Lord of the Flies. By William Golding. Introduction.
By William Golding
Jack Merridew is 12 years old, tall, bony, red-haired, freckled, and described as ugly. He is the leader of the choir boys who demonstrates a talent for leadership. He handles the choir with firm discipline and extracts obedience. He has a strict, authoritative and violent manner. Jack takes a liking to Ralph but has an instant disliking for Piggy, calling him fatty and telling him to shut up.
Roger is a slight, furtive boy. He mutters his name when asked, almost as though he does not care to give out even a little information about himself. He appears secretive.

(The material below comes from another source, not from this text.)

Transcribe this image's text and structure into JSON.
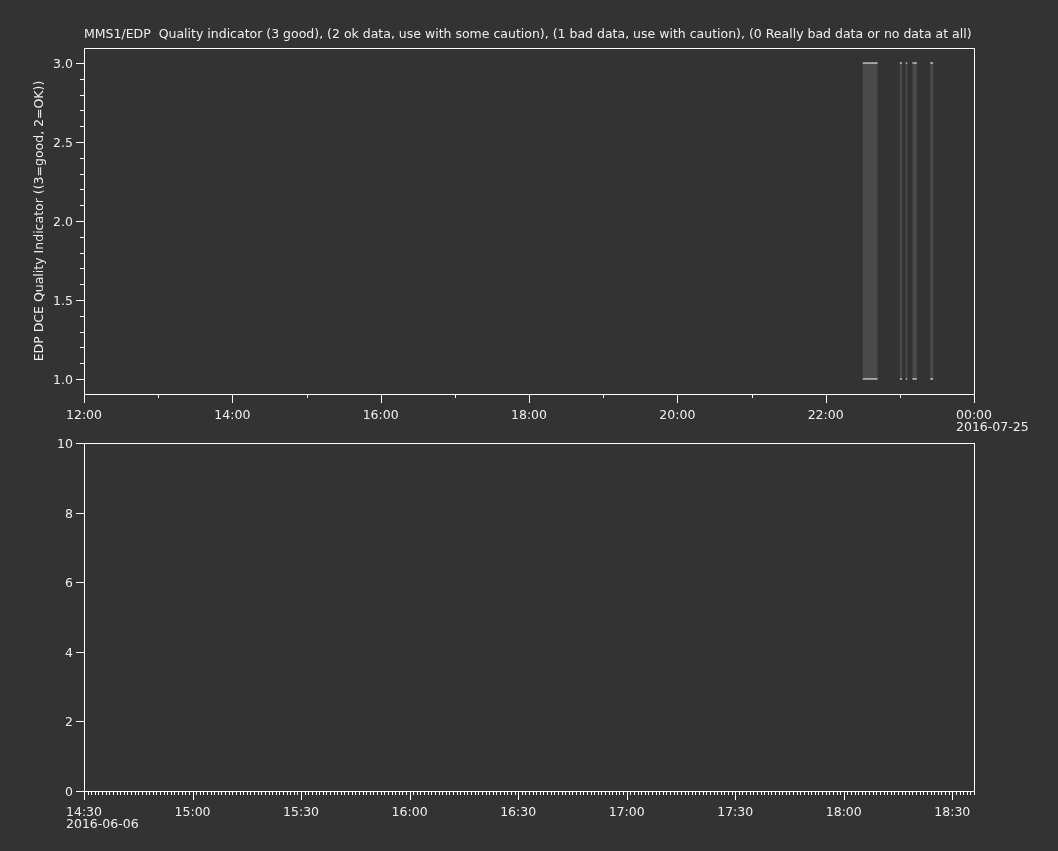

On the way back from exploring, the three boys come across a piglet and Jack raises his knife to kill it but doesn’t go through with it. He’s still civilized.
A young boy, with a mulberry-colored birthmark, tells the group how he saw a snake-like creature – a beastie – that wanted to eat him. (p.39) Introduction of fear.
Jack uses Piggy’s glasses to start the fire (p.44) and this fire gets out of control. (p.49)
Nobody will listen to Piggy when he has the conch and this causes him to lose his temper (p.49) and lecture the boys. (p.50)
Jack justifies his not helping with the shelters because of the need to find meat, even though the rest of his hunters came back hours before him. (p.55)
Ralph, Jack and Simon discuss how the darkness scares the boys “They dream. You can hear ‘em.” “They talk and scream. The littluns. Even some of the others.” (p.56)
Roger picked up a stone, aimed, and threw it at Henry but threw it to miss. “Here invisible yet strong, was the taboo of old life. Round the squatting child was the protection of parents and school and policemen and the law.” (p.67)
Ralph spots a ship in the distance and realizes that Jack and his hunters have let the fire go out (society crumbling) p.72-73
Fear spreads through the group. They discuss the beastie. Jack scolds the littluns in a harsh, cruel manner because of their fears. (p.90)
P. 96 – Percival says that “the beast comes out of the sea” and then cries himself to sleep.
P. 100 – Jack’s philosophy – “Bollocks to the rules! We’re strong – we hunt! If there’s a beast, we’ll hunt it down! We’ll close in and beat and beat and beat -!”
Jack, Ralph and the others explore caves and the hill and forget the purpose of the expedition.
They come across a pig and Ralph launches his spear into the pig’s snout (p.124). He is “full of fright and apprehension and pride.” He brags about this and feels that “hunting was good after all.” (p.125)
Ralph and Jack dare each other to explore the mountain in the dark; Jack is determined to go (p.131) and Ralph feels pressured into going (p.132).
Piggy suggests they have their signal fire on the beach since the old one is up where the beast is (p.142).
Jack’s gang attacks Ralph’s group in order to steal fire to roast their pig (p.150). They extend an invitation to join their gang and enjoy a feast (p.155).
At the feast “power lay in the brown swell of his (Jack’s) forearms; authority sat on his shoulder…” (p.165). Jack tries to assert himself as chief, promising food and security from the beast (p.166).
In this frenzy, Simon stumbles out of the forest, trying to tell the boys that there is no beast. However, the boys mistake Simon for the beast and kill him. (p.168)
Jack – ties up Wilfred and beats him, for no apparent reason. (p.176)
Ralph tries to call an assembly at Castle Rock but Jack’s gang laugh at him. (p.194)
Ralph gets the attention of the twins and Samneric warn him that the tribe plans to hunt for him with a stick pointed at both ends.
“There was no Piggy to talk sense. There was no solemn assembly for debate nor dignity of the conch.” (p. 218)